[Opening EXCERPTED RECORDS section]
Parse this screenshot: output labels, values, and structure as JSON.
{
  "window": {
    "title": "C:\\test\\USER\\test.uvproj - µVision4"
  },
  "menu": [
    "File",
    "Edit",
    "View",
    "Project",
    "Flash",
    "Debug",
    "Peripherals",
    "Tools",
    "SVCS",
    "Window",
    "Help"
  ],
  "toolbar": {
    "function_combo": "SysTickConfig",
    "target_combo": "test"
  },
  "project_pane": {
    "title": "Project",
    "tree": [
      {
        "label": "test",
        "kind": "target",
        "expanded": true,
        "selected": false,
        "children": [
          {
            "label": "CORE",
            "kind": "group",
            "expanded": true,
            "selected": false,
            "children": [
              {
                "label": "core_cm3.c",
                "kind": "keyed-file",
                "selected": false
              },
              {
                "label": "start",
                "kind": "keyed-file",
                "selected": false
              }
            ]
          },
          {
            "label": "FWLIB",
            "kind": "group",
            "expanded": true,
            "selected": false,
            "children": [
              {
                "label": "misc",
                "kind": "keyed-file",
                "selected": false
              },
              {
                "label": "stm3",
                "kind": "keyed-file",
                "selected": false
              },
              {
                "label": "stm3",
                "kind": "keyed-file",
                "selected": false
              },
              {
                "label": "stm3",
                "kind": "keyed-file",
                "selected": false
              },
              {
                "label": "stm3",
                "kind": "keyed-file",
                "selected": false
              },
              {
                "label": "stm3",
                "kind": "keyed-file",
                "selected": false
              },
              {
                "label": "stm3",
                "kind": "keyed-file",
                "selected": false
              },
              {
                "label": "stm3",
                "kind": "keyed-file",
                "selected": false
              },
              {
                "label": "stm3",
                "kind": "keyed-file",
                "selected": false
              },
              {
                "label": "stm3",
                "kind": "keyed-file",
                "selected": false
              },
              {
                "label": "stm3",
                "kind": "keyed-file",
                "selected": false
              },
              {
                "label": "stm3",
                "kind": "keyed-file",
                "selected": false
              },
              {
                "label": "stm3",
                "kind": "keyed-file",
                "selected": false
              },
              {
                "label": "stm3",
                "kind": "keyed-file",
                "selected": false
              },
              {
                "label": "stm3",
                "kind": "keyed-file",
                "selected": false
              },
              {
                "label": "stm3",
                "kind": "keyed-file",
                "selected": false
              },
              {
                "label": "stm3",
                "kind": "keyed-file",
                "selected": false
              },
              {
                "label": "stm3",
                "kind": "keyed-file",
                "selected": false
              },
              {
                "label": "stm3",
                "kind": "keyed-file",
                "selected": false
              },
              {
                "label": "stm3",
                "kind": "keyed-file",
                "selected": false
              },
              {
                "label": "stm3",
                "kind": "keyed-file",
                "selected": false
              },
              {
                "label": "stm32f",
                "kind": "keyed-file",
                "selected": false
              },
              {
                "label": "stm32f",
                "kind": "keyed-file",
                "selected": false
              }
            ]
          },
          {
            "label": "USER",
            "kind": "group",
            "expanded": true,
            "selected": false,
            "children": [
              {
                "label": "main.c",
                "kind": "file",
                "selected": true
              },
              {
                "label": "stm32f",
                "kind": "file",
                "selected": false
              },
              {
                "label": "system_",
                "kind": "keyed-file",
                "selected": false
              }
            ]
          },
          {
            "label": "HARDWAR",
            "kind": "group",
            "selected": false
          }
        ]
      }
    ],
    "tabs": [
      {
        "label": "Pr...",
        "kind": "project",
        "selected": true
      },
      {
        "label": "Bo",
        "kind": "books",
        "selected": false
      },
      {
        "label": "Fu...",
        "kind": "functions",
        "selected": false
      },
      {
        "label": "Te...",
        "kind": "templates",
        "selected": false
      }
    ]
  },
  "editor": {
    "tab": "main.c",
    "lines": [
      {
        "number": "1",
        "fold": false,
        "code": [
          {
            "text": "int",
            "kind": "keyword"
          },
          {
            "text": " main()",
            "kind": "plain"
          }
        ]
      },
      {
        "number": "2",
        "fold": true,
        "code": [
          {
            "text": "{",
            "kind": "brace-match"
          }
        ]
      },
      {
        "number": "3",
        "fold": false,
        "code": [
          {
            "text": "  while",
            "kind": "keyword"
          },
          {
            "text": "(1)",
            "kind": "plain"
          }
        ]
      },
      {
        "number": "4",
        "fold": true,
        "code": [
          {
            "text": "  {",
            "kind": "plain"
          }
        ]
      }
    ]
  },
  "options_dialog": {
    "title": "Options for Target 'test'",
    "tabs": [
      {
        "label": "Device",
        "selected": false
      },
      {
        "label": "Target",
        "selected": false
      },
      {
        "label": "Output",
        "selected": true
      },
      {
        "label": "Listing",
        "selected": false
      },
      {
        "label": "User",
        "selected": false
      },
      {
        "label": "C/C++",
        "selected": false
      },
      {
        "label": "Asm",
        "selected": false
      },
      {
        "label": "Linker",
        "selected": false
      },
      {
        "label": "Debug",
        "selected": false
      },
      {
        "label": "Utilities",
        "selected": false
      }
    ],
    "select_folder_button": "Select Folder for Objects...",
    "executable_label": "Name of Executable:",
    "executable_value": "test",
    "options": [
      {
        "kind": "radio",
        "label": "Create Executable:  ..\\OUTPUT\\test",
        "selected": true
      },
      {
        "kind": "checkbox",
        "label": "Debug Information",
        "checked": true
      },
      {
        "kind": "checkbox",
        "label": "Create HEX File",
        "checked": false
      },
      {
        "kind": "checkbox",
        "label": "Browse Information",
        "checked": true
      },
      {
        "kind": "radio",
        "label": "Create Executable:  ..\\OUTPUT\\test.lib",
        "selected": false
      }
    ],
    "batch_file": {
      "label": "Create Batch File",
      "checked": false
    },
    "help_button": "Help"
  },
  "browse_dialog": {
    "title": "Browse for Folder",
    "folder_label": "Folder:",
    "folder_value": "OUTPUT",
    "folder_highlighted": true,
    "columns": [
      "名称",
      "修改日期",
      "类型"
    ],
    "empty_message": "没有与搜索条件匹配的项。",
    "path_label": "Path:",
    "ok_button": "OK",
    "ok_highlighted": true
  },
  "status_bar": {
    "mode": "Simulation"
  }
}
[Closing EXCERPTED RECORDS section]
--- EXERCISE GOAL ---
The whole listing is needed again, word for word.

--- RESPONSE FOR THIS EXERCISE ---
Parse this screenshot: output labels, values, and structure as JSON.
{
  "window": {
    "title": "C:\\test\\USER\\test.uvproj - µVision4"
  },
  "menu": [
    "File",
    "Edit",
    "View",
    "Project",
    "Flash",
    "Debug",
    "Peripherals",
    "Tools",
    "SVCS",
    "Window",
    "Help"
  ],
  "toolbar": {
    "function_combo": "SysTickConfig",
    "target_combo": "test"
  },
  "project_pane": {
    "title": "Project",
    "tree": [
      {
        "label": "test",
        "kind": "target",
        "expanded": true,
        "selected": false,
        "children": [
          {
            "label": "CORE",
            "kind": "group",
            "expanded": true,
            "selected": false,
            "children": [
              {
                "label": "core_cm3.c",
                "kind": "keyed-file",
                "selected": false
              },
              {
                "label": "start",
                "kind": "keyed-file",
                "selected": false
              }
            ]
          },
          {
            "label": "FWLIB",
            "kind": "group",
            "expanded": true,
            "selected": false,
            "children": [
              {
                "label": "misc",
                "kind": "keyed-file",
                "selected": false
              },
              {
                "label": "stm3",
                "kind": "keyed-file",
                "selected": false
              },
              {
                "label": "stm3",
                "kind": "keyed-file",
                "selected": false
              },
              {
                "label": "stm3",
                "kind": "keyed-file",
                "selected": false
              },
              {
                "label": "stm3",
                "kind": "keyed-file",
                "selected": false
              },
              {
                "label": "stm3",
                "kind": "keyed-file",
                "selected": false
              },
              {
                "label": "stm3",
                "kind": "keyed-file",
                "selected": false
              },
              {
                "label": "stm3",
                "kind": "keyed-file",
                "selected": false
              },
              {
                "label": "stm3",
                "kind": "keyed-file",
                "selected": false
              },
              {
                "label": "stm3",
                "kind": "keyed-file",
                "selected": false
              },
              {
                "label": "stm3",
                "kind": "keyed-file",
                "selected": false
              },
              {
                "label": "stm3",
                "kind": "keyed-file",
                "selected": false
              },
              {
                "label": "stm3",
                "kind": "keyed-file",
                "selected": false
              },
              {
                "label": "stm3",
                "kind": "keyed-file",
                "selected": false
              },
              {
                "label": "stm3",
                "kind": "keyed-file",
                "selected": false
              },
              {
                "label": "stm3",
                "kind": "keyed-file",
                "selected": false
              },
              {
                "label": "stm3",
                "kind": "keyed-file",
                "selected": false
              },
              {
                "label": "stm3",
                "kind": "keyed-file",
                "selected": false
              },
              {
                "label": "stm3",
                "kind": "keyed-file",
                "selected": false
              },
              {
                "label": "stm3",
                "kind": "keyed-file",
                "selected": false
              },
              {
                "label": "stm3",
                "kind": "keyed-file",
                "selected": false
              },
              {
                "label": "stm32f",
                "kind": "keyed-file",
                "selected": false
              },
              {
                "label": "stm32f",
                "kind": "keyed-file",
                "selected": false
              }
            ]
          },
          {
            "label": "USER",
            "kind": "group",
            "expanded": true,
            "selected": false,
            "children": [
              {
                "label": "main.c",
                "kind": "file",
                "selected": true
              },
              {
                "label": "stm32f",
                "kind": "file",
                "selected": false
              },
              {
                "label": "system_",
                "kind": "keyed-file",
                "selected": false
              }
            ]
          },
          {
            "label": "HARDWAR",
            "kind": "group",
            "selected": false
          }
        ]
      }
    ],
    "tabs": [
      {
        "label": "Pr...",
        "kind": "project",
        "selected": true
      },
      {
        "label": "Bo",
        "kind": "books",
        "selected": false
      },
      {
        "label": "Fu...",
        "kind": "functions",
        "selected": false
      },
      {
        "label": "Te...",
        "kind": "templates",
        "selected": false
      }
    ]
  },
  "editor": {
    "tab": "main.c",
    "lines": [
      {
        "number": "1",
        "fold": false,
        "code": [
          {
            "text": "int",
            "kind": "keyword"
          },
          {
            "text": " main()",
            "kind": "plain"
          }
        ]
      },
      {
        "number": "2",
        "fold": true,
        "code": [
          {
            "text": "{",
            "kind": "brace-match"
          }
        ]
      },
      {
        "number": "3",
        "fold": false,
        "code": [
          {
            "text": "  while",
            "kind": "keyword"
          },
          {
            "text": "(1)",
            "kind": "plain"
          }
        ]
      },
      {
        "number": "4",
        "fold": true,
        "code": [
          {
            "text": "  {",
            "kind": "plain"
          }
        ]
      }
    ]
  },
  "options_dialog": {
    "title": "Options for Target 'test'",
    "tabs": [
      {
        "label": "Device",
        "selected": false
      },
      {
        "label": "Target",
        "selected": false
      },
      {
        "label": "Output",
        "selected": true
      },
      {
        "label": "Listing",
        "selected": false
      },
      {
        "label": "User",
        "selected": false
      },
      {
        "label": "C/C++",
        "selected": false
      },
      {
        "label": "Asm",
        "selected": false
      },
      {
        "label": "Linker",
        "selected": false
      },
      {
        "label": "Debug",
        "selected": false
      },
      {
        "label": "Utilities",
        "selected": false
      }
    ],
    "select_folder_button": "Select Folder for Objects...",
    "executable_label": "Name of Executable:",
    "executable_value": "test",
    "options": [
      {
        "kind": "radio",
        "label": "Create Executable:  ..\\OUTPUT\\test",
        "selected": true
      },
      {
        "kind": "checkbox",
        "label": "Debug Information",
        "checked": true
      },
      {
        "kind": "checkbox",
        "label": "Create HEX File",
        "checked": false
      },
      {
        "kind": "checkbox",
        "label": "Browse Information",
        "checked": true
      },
      {
        "kind": "radio",
        "label": "Create Executable:  ..\\OUTPUT\\test.lib",
        "selected": false
      }
    ],
    "batch_file": {
      "label": "Create Batch File",
      "checked": false
    },
    "help_button": "Help"
  },
  "browse_dialog": {
    "title": "Browse for Folder",
    "folder_label": "Folder:",
    "folder_value": "OUTPUT",
    "folder_highlighted": true,
    "columns": [
      "名称",
      "修改日期",
      "类型"
    ],
    "empty_message": "没有与搜索条件匹配的项。",
    "path_label": "Path:",
    "ok_button": "OK",
    "ok_highlighted": true
  },
  "status_bar": {
    "mode": "Simulation"
  }
}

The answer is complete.